▸ **ACTION ITEM**: Copy out every line in the entries below that includes "icon".

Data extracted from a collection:
▬▬▬▬▬▬▬▬▬▬

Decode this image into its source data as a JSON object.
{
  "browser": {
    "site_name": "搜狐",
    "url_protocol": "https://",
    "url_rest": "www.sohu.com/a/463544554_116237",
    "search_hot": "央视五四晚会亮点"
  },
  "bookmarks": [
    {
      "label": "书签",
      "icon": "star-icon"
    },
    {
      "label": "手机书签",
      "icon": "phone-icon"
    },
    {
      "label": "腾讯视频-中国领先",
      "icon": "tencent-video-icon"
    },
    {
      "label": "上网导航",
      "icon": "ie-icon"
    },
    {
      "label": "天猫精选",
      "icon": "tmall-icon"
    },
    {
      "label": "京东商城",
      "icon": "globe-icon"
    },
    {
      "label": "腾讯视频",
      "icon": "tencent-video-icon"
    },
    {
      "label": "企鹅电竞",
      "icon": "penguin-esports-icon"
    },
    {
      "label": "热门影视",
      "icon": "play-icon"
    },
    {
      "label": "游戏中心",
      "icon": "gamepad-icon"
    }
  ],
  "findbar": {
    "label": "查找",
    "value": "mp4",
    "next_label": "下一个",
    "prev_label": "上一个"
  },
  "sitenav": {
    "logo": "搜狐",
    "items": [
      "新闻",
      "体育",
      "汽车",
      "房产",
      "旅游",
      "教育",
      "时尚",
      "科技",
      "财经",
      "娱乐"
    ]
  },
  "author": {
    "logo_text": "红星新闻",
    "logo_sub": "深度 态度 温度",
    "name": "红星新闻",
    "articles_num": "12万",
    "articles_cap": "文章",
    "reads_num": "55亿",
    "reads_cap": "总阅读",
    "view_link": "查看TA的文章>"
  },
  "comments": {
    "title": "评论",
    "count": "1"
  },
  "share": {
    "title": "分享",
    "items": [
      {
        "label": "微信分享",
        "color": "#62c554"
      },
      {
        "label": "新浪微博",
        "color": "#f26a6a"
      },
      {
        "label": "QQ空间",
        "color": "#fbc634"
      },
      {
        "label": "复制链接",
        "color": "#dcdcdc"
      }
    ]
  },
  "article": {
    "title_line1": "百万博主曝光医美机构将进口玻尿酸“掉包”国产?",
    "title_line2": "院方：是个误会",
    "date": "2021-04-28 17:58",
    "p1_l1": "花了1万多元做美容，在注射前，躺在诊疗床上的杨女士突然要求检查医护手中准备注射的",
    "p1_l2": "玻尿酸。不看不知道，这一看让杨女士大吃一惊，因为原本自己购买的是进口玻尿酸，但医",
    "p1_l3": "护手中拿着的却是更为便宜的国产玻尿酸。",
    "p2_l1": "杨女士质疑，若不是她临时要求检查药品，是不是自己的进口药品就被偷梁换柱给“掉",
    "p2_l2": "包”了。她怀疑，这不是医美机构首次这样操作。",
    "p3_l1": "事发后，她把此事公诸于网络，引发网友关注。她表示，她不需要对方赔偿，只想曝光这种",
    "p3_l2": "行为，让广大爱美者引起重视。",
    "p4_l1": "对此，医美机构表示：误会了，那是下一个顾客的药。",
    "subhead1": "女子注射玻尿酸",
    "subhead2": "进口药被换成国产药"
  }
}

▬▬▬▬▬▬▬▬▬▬

▸ **ANSWER FOR THIS EXERCISE**:
      "icon": "star-icon"
      "icon": "phone-icon"
      "icon": "tencent-video-icon"
      "icon": "ie-icon"
      "icon": "tmall-icon"
      "icon": "globe-icon"
      "icon": "tencent-video-icon"
      "icon": "penguin-esports-icon"
      "icon": "play-icon"
      "icon": "gamepad-icon"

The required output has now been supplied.